with 4 comments

9/11: This single event caused our nation to become fully aware of the challenge presented by a well-funded, ideologically driven enemy which was not based in one location or country and whose members were willing to commit suicide attacks. Securing our nation became our nation’s number one top priority.

Terrorism has been among mankind in one form or another throughout most of our history. Today, due in part to the existence of weapons of mass destruction, terrorists and their organizations have the potential to wreak havoc on a very large scale.

In the 1990’s, complacency took hold among government leadership and agencies, due in part to a sense of security brought on by the fall of the Soviet Empire. National security agencies reduced vigilance and readiness as political leaders voted to cut budgets for people and programs. The slashing of intelligence and defense budgets and planned attrition of expertise among key government agencies created an environment ripe for a terrorist attack to occur on US soil.

After the 9/11 attacks, national security agencies experienced a dramatic overhaul. Only an event of such magnitude could cause such major restructuring in federal agencies, where change is generally incremental. The creation of the Department of Homeland Security (DHS) from disparate agencies like the Immigration and Naturalization Service (now the US Bureau of Citizenship and Immigration Services within DHS) and the Federal Emergency Management Agency brought many professional areas under the same Cabinet-level department. The case of the US Coast Guard is even more unusual; it’s part of DHS, but at the same time remains a military service.

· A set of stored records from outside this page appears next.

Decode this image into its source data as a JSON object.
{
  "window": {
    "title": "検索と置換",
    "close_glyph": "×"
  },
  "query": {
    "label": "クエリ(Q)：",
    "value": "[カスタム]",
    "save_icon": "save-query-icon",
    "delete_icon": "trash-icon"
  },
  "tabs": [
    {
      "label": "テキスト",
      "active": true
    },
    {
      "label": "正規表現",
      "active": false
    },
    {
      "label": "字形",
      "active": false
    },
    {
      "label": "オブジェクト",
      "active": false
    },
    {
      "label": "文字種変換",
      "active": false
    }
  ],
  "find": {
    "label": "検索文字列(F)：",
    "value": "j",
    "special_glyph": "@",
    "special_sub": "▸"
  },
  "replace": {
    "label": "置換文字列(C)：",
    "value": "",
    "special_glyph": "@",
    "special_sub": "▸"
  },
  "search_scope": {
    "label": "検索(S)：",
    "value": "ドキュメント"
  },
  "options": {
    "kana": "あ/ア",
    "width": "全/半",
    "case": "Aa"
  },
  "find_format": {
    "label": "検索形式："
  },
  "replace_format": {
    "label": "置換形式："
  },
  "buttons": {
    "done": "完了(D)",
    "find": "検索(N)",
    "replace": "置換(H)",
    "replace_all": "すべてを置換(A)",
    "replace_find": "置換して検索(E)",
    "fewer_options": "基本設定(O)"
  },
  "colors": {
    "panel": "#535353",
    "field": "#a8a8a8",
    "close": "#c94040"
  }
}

What does this mean for students of Homeland Security? You can look forward to careers in specialties ranging from IT security to emergency management to law enforcement, at the federal, state, or local level. Hiring for security careers is slower than it was right after 9/11, but security remains a priority, and security employment is likely to be more stable than average.